When tv wrestling ended in 1988 the final main event was between Pat Roach and Caswell Martin. Now if these two had typified wrestling in the 1980s we might still have been watching today.
Buster Jack Martin (Al Martin)
The Wrexham tearaway who rarely bothered with niceties but gave a great mid-heavyweight villain's performance unfailingly every time. Here was a man who really looked as though he wanted to win. Billed as Jack Martin in the north and Al Martin at other times, be him Jack, Al, Buster or Rough House Wrestling Heritage members have fond memories, “One of the real unsung heroes, a most convincing villain," recalled Frank Thomas. Graham Brooks: "I saw "Roughouse" Al Martin (as I recall him being billed) on various occasions and he had some great bouts with Les Kellett in particular."
He was a long time independent stalwart with a successful Joint Promotions run in the early seventies and even a couple of Royal Albert Hall appearances to his name. Another great favourite of ours.
Tagged unusually with Keith Martinelli in The Martinis, a pairing forced through by name rather than style. A regular and ideal television and halls opponent of Masambula and Les Kellett. Featured in our "Favourite" Autographs.
Heavyweight Allen Martin from Castleford in Yorkshire, was a burly 16 stoner who could certainly looke after himself in the ring. Professionally he was known as Al Martinelli and worked for independent promoters. His father, also Allen, was a referee and ring man for promoter Cyril Knowles.
See the entry for Keith Williamson

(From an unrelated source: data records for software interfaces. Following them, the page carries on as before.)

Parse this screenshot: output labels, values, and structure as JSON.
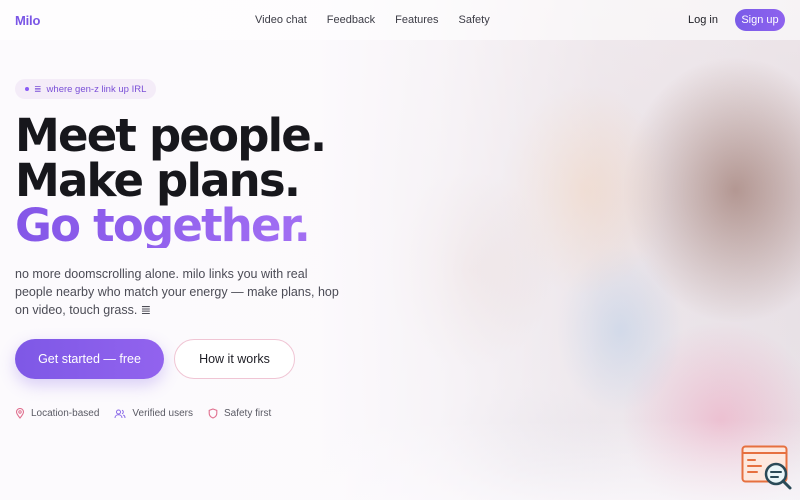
{
  "brand": {
    "logo": "Milo",
    "accent": "#7a56e6"
  },
  "nav": {
    "links": [
      "Video chat",
      "Feedback",
      "Features",
      "Safety"
    ],
    "login": "Log in",
    "signup": "Sign up"
  },
  "hero": {
    "tag_glyph": "≣",
    "tag_text": "where gen-z link up IRL",
    "headline_line1": "Meet people. Make plans.",
    "headline_accent": "Go together.",
    "subcopy": "no more doomscrolling alone. milo links you with real people nearby who match your energy — make plans, hop on video, touch grass. ≣",
    "cta_primary": "Get started — free",
    "cta_secondary": "How it works"
  },
  "trust": [
    {
      "icon": "location-pin-icon",
      "label": "Location-based"
    },
    {
      "icon": "users-icon",
      "label": "Verified users"
    },
    {
      "icon": "shield-icon",
      "label": "Safety first"
    }
  ],
  "colors": {
    "primary": "#7e58e6",
    "secondary_border": "#f0c5d4",
    "icon_pink": "#e0708f"
  }
}
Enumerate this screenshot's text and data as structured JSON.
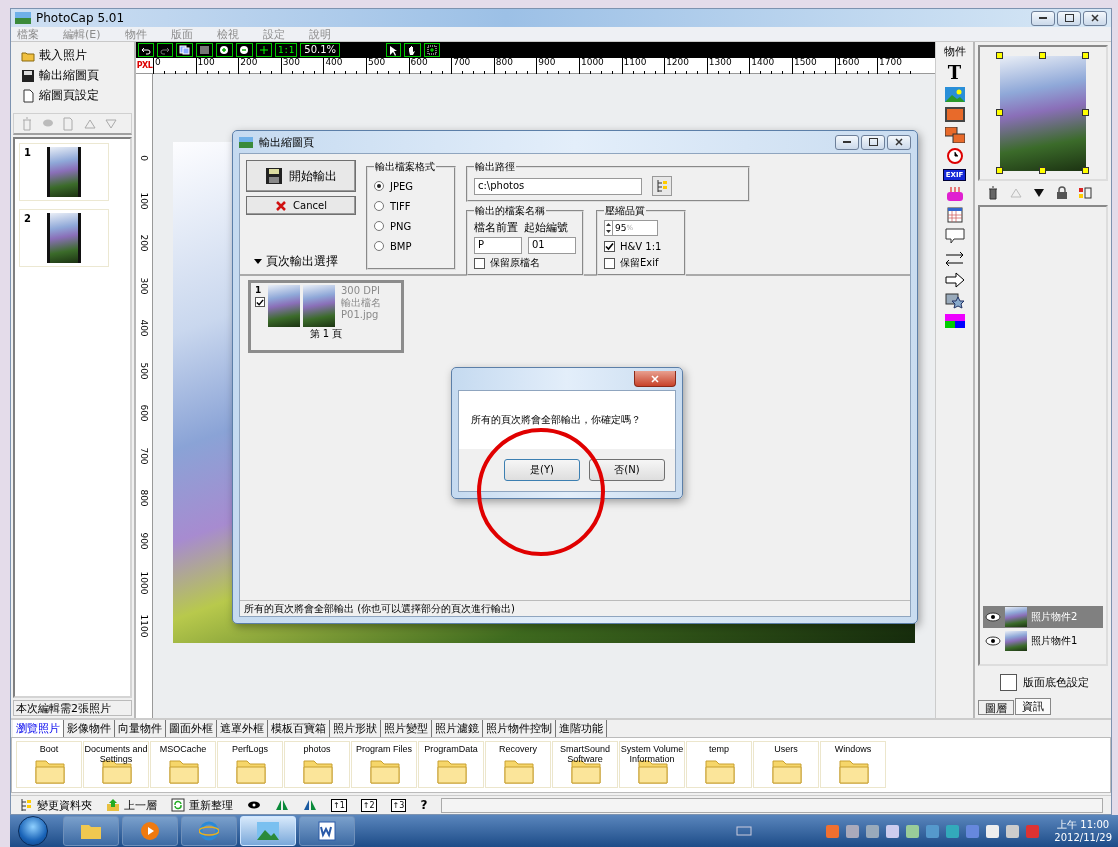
{
  "window": {
    "title": "PhotoCap 5.01"
  },
  "menu": [
    "檔案",
    "編輯(E)",
    "物件",
    "版面",
    "檢視",
    "設定",
    "說明"
  ],
  "left_panel": {
    "actions": [
      "載入照片",
      "輸出縮圖頁",
      "縮圖頁設定"
    ],
    "pages": [
      {
        "number": "1"
      },
      {
        "number": "2"
      }
    ],
    "status": "本次編輯需2張照片"
  },
  "canvas": {
    "actual_size": "1:1",
    "zoom": "50.1%",
    "ruler_unit": "PXL",
    "ruler_h": [
      "0",
      "100",
      "200",
      "300",
      "400",
      "500",
      "600",
      "700",
      "800",
      "900",
      "1000",
      "1100",
      "1200",
      "1300",
      "1400",
      "1500",
      "1600",
      "1700"
    ],
    "ruler_v": [
      "0",
      "100",
      "200",
      "300",
      "400",
      "500",
      "600",
      "700",
      "800",
      "900",
      "1000",
      "1100"
    ]
  },
  "tools": {
    "title": "物件",
    "text_tool": "T",
    "exif_label": "EXIF"
  },
  "right_panel": {
    "layers": [
      {
        "name": "照片物件2",
        "selected": true
      },
      {
        "name": "照片物件1",
        "selected": false
      }
    ],
    "background_option": {
      "label": "版面底色設定",
      "checked": false
    },
    "tabs": [
      {
        "label": "圖層",
        "selected": true
      },
      {
        "label": "資訊",
        "selected": false
      }
    ]
  },
  "bottom_tabs": [
    {
      "label": "瀏覽照片",
      "selected": true
    },
    {
      "label": "影像物件",
      "selected": false
    },
    {
      "label": "向量物件",
      "selected": false
    },
    {
      "label": "圖面外框",
      "selected": false
    },
    {
      "label": "遮罩外框",
      "selected": false
    },
    {
      "label": "模板百寶箱",
      "selected": false
    },
    {
      "label": "照片形狀",
      "selected": false
    },
    {
      "label": "照片變型",
      "selected": false
    },
    {
      "label": "照片濾鏡",
      "selected": false
    },
    {
      "label": "照片物件控制",
      "selected": false
    },
    {
      "label": "進階功能",
      "selected": false
    }
  ],
  "folders": [
    "Boot",
    "Documents and Settings",
    "MSOCache",
    "PerfLogs",
    "photos",
    "Program Files",
    "ProgramData",
    "Recovery",
    "SmartSound Software",
    "System Volume Information",
    "temp",
    "Users",
    "Windows"
  ],
  "bottom_toolbar": {
    "actions": [
      "變更資料夾",
      "上一層",
      "重新整理"
    ],
    "levels": [
      "↑1",
      "↑2",
      "↑3"
    ],
    "help": "?"
  },
  "export_dialog": {
    "title": "輸出縮圖頁",
    "start_button": "開始輸出",
    "cancel_button": "Cancel",
    "format_group": "輸出檔案格式",
    "formats": [
      {
        "label": "JPEG",
        "selected": true
      },
      {
        "label": "TIFF",
        "selected": false
      },
      {
        "label": "PNG",
        "selected": false
      },
      {
        "label": "BMP",
        "selected": false
      }
    ],
    "path_group": "輸出路徑",
    "path": "c:\\photos",
    "name_group": "輸出的檔案名稱",
    "prefix_label": "檔名前置",
    "start_number_label": "起始編號",
    "prefix": "P",
    "start_number": "01",
    "keep_name": {
      "label": "保留原檔名",
      "checked": false
    },
    "quality_group": "壓縮品質",
    "quality": "95",
    "quality_unit": "%",
    "quality_options": [
      {
        "label": "H&V 1:1",
        "checked": true
      },
      {
        "label": "保留Exif",
        "checked": false
      }
    ],
    "page_select": "頁次輸出選擇",
    "pages": [
      {
        "number": "1",
        "checked": true,
        "dpi": "300 DPI",
        "file_label": "輸出檔名",
        "file": "P01.jpg",
        "caption": "第 1 頁"
      }
    ],
    "status": "所有的頁次將會全部輸出 (你也可以選擇部分的頁次進行輸出)"
  },
  "confirm_dialog": {
    "message": "所有的頁次將會全部輸出，你確定嗎？",
    "yes": "是(Y)",
    "no": "否(N)"
  },
  "taskbar": {
    "time": "上午 11:00",
    "date": "2012/11/29"
  }
}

Colombian heavyweight Rudo Martinez worked for Dale Martin Promotions in the autumn of 1965 with an undistinguished record against domestic opposition that included Johnny Czeslaw, Ray Fury and more powerful forces such as Gordon Nelson